Assigned task: Restate each entry word for word, leaving nothing out.

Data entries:

Content starts

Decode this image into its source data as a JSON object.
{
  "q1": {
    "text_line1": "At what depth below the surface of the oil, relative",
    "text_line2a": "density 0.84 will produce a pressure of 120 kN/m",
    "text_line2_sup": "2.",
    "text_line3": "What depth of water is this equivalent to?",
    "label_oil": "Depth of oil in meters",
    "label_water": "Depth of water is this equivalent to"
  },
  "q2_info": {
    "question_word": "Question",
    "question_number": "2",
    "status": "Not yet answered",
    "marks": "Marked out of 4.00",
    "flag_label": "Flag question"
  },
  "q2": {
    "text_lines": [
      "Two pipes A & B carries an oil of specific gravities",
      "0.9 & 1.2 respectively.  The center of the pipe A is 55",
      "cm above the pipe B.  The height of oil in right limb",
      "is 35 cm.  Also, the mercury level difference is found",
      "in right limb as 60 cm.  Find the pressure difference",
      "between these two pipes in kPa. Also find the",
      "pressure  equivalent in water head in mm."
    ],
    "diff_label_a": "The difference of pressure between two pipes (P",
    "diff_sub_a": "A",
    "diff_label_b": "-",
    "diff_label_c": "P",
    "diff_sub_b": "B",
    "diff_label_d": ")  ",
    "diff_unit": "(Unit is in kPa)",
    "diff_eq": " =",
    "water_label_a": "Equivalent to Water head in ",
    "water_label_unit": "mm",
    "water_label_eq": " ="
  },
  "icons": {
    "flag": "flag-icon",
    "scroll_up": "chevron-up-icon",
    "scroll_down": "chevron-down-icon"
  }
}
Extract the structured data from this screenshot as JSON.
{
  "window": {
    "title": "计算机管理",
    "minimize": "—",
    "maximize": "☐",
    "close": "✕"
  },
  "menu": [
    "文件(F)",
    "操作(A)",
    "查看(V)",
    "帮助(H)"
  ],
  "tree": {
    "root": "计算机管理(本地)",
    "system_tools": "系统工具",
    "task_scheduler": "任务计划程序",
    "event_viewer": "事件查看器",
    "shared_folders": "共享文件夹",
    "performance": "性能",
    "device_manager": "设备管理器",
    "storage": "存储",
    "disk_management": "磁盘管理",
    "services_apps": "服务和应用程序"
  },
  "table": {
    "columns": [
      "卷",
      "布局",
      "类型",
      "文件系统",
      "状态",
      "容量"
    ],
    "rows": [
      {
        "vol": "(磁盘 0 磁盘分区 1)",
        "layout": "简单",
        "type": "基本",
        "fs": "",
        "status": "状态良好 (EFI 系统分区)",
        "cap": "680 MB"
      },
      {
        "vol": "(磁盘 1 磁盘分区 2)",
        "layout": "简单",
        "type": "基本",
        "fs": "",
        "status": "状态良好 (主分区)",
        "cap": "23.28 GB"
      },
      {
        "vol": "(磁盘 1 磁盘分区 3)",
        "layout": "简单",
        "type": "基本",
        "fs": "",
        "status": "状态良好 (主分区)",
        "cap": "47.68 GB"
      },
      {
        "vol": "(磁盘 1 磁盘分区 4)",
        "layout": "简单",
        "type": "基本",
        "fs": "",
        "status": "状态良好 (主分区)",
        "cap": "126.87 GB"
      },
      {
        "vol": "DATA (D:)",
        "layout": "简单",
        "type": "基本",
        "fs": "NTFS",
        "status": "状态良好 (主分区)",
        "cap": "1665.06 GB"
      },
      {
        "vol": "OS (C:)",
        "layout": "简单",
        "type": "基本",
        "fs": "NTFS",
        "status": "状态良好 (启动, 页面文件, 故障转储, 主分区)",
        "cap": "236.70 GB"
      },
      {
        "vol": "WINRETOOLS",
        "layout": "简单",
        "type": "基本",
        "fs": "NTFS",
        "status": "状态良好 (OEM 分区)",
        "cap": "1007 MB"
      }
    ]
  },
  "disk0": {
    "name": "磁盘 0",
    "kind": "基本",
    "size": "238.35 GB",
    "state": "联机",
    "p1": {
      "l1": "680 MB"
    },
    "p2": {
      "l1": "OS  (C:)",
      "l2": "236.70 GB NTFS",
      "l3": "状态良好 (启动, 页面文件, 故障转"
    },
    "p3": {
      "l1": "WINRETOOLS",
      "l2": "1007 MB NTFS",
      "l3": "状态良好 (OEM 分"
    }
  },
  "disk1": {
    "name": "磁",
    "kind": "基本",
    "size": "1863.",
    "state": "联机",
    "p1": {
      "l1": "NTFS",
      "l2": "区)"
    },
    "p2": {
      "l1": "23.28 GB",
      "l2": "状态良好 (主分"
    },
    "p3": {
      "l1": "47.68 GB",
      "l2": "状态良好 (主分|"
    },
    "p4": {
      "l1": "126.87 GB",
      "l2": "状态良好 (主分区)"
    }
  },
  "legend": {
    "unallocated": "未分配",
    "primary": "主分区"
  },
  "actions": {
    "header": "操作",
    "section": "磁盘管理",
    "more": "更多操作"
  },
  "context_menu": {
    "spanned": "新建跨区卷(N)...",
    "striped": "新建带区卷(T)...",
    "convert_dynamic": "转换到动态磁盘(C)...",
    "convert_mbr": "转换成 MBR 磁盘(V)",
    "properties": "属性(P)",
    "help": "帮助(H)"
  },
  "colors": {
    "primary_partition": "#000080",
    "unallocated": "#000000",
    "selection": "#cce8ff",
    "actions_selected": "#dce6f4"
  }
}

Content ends

Solution to the problem:
Decode this image into its source data as a JSON object.
{
  "q1": {
    "text_line1": "At what depth below the surface of the oil, relative",
    "text_line2a": "density 0.84 will produce a pressure of 120 kN/m",
    "text_line2_sup": "2.",
    "text_line3": "What depth of water is this equivalent to?",
    "label_oil": "Depth of oil in meters",
    "label_water": "Depth of water is this equivalent to"
  },
  "q2_info": {
    "question_word": "Question",
    "question_number": "2",
    "status": "Not yet answered",
    "marks": "Marked out of 4.00",
    "flag_label": "Flag question"
  },
  "q2": {
    "text_lines": [
      "Two pipes A & B carries an oil of specific gravities",
      "0.9 & 1.2 respectively.  The center of the pipe A is 55",
      "cm above the pipe B.  The height of oil in right limb",
      "is 35 cm.  Also, the mercury level difference is found",
      "in right limb as 60 cm.  Find the pressure difference",
      "between these two pipes in kPa. Also find the",
      "pressure  equivalent in water head in mm."
    ],
    "diff_label_a": "The difference of pressure between two pipes (P",
    "diff_sub_a": "A",
    "diff_label_b": "-",
    "diff_label_c": "P",
    "diff_sub_b": "B",
    "diff_label_d": ")  ",
    "diff_unit": "(Unit is in kPa)",
    "diff_eq": " =",
    "water_label_a": "Equivalent to Water head in ",
    "water_label_unit": "mm",
    "water_label_eq": " ="
  },
  "icons": {
    "flag": "flag-icon",
    "scroll_up": "chevron-up-icon",
    "scroll_down": "chevron-down-icon"
  }
}
Extract the structured data from this screenshot as JSON.
{
  "window": {
    "title": "计算机管理",
    "minimize": "—",
    "maximize": "☐",
    "close": "✕"
  },
  "menu": [
    "文件(F)",
    "操作(A)",
    "查看(V)",
    "帮助(H)"
  ],
  "tree": {
    "root": "计算机管理(本地)",
    "system_tools": "系统工具",
    "task_scheduler": "任务计划程序",
    "event_viewer": "事件查看器",
    "shared_folders": "共享文件夹",
    "performance": "性能",
    "device_manager": "设备管理器",
    "storage": "存储",
    "disk_management": "磁盘管理",
    "services_apps": "服务和应用程序"
  },
  "table": {
    "columns": [
      "卷",
      "布局",
      "类型",
      "文件系统",
      "状态",
      "容量"
    ],
    "rows": [
      {
        "vol": "(磁盘 0 磁盘分区 1)",
        "layout": "简单",
        "type": "基本",
        "fs": "",
        "status": "状态良好 (EFI 系统分区)",
        "cap": "680 MB"
      },
      {
        "vol": "(磁盘 1 磁盘分区 2)",
        "layout": "简单",
        "type": "基本",
        "fs": "",
        "status": "状态良好 (主分区)",
        "cap": "23.28 GB"
      },
      {
        "vol": "(磁盘 1 磁盘分区 3)",
        "layout": "简单",
        "type": "基本",
        "fs": "",
        "status": "状态良好 (主分区)",
        "cap": "47.68 GB"
      },
      {
        "vol": "(磁盘 1 磁盘分区 4)",
        "layout": "简单",
        "type": "基本",
        "fs": "",
        "status": "状态良好 (主分区)",
        "cap": "126.87 GB"
      },
      {
        "vol": "DATA (D:)",
        "layout": "简单",
        "type": "基本",
        "fs": "NTFS",
        "status": "状态良好 (主分区)",
        "cap": "1665.06 GB"
      },
      {
        "vol": "OS (C:)",
        "layout": "简单",
        "type": "基本",
        "fs": "NTFS",
        "status": "状态良好 (启动, 页面文件, 故障转储, 主分区)",
        "cap": "236.70 GB"
      },
      {
        "vol": "WINRETOOLS",
        "layout": "简单",
        "type": "基本",
        "fs": "NTFS",
        "status": "状态良好 (OEM 分区)",
        "cap": "1007 MB"
      }
    ]
  },
  "disk0": {
    "name": "磁盘 0",
    "kind": "基本",
    "size": "238.35 GB",
    "state": "联机",
    "p1": {
      "l1": "680 MB"
    },
    "p2": {
      "l1": "OS  (C:)",
      "l2": "236.70 GB NTFS",
      "l3": "状态良好 (启动, 页面文件, 故障转"
    },
    "p3": {
      "l1": "WINRETOOLS",
      "l2": "1007 MB NTFS",
      "l3": "状态良好 (OEM 分"
    }
  },
  "disk1": {
    "name": "磁",
    "kind": "基本",
    "size": "1863.",
    "state": "联机",
    "p1": {
      "l1": "NTFS",
      "l2": "区)"
    },
    "p2": {
      "l1": "23.28 GB",
      "l2": "状态良好 (主分"
    },
    "p3": {
      "l1": "47.68 GB",
      "l2": "状态良好 (主分|"
    },
    "p4": {
      "l1": "126.87 GB",
      "l2": "状态良好 (主分区)"
    }
  },
  "legend": {
    "unallocated": "未分配",
    "primary": "主分区"
  },
  "actions": {
    "header": "操作",
    "section": "磁盘管理",
    "more": "更多操作"
  },
  "context_menu": {
    "spanned": "新建跨区卷(N)...",
    "striped": "新建带区卷(T)...",
    "convert_dynamic": "转换到动态磁盘(C)...",
    "convert_mbr": "转换成 MBR 磁盘(V)",
    "properties": "属性(P)",
    "help": "帮助(H)"
  },
  "colors": {
    "primary_partition": "#000080",
    "unallocated": "#000000",
    "selection": "#cce8ff",
    "actions_selected": "#dce6f4"
  }
}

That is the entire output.